- _GOAL OF THE EXERCISE_: Copy each line from the entries that the word "name" appears in.

- _TASK MATERIAL_:
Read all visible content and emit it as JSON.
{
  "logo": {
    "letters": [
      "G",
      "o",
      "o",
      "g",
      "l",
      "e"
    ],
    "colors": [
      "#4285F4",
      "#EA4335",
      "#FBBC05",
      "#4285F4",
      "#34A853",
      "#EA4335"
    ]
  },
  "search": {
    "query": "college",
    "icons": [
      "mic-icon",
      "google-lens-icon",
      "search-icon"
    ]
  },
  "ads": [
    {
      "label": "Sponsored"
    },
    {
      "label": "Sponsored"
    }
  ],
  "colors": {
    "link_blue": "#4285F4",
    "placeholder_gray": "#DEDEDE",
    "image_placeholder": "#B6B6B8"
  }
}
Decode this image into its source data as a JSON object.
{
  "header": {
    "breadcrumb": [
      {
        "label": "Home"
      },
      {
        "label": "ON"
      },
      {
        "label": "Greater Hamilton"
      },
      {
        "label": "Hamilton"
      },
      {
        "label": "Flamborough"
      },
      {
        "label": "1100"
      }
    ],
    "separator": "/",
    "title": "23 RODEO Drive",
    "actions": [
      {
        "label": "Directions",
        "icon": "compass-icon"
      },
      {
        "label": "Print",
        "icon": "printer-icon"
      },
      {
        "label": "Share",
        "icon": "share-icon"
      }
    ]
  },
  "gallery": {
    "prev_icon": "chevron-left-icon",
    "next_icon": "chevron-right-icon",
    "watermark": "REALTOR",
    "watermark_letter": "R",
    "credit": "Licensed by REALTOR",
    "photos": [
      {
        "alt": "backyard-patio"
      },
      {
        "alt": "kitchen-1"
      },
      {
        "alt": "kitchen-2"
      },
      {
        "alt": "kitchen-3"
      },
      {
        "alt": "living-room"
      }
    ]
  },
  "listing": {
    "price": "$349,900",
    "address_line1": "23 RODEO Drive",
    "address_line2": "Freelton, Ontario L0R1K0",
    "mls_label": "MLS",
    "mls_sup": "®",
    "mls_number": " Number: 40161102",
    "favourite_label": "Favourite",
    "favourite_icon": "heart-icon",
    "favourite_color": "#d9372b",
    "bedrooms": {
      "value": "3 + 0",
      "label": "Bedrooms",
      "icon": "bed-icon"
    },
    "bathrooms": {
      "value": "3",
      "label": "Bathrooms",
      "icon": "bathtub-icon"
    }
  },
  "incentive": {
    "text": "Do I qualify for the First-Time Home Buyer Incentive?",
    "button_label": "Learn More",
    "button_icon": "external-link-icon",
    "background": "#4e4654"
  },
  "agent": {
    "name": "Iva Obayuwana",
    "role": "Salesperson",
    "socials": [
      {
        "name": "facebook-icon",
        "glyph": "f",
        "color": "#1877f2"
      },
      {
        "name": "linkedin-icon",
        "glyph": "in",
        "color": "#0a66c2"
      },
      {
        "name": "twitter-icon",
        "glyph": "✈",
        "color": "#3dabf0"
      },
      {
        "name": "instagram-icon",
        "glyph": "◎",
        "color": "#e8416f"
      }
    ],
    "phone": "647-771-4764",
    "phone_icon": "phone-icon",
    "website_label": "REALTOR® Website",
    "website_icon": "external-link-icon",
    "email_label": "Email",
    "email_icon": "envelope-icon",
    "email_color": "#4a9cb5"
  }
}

- _ANSWER TO THIS TASK_:
    "name": "Iva Obayuwana",
        "name": "facebook-icon",
        "name": "linkedin-icon",
        "name": "twitter-icon",
        "name": "instagram-icon",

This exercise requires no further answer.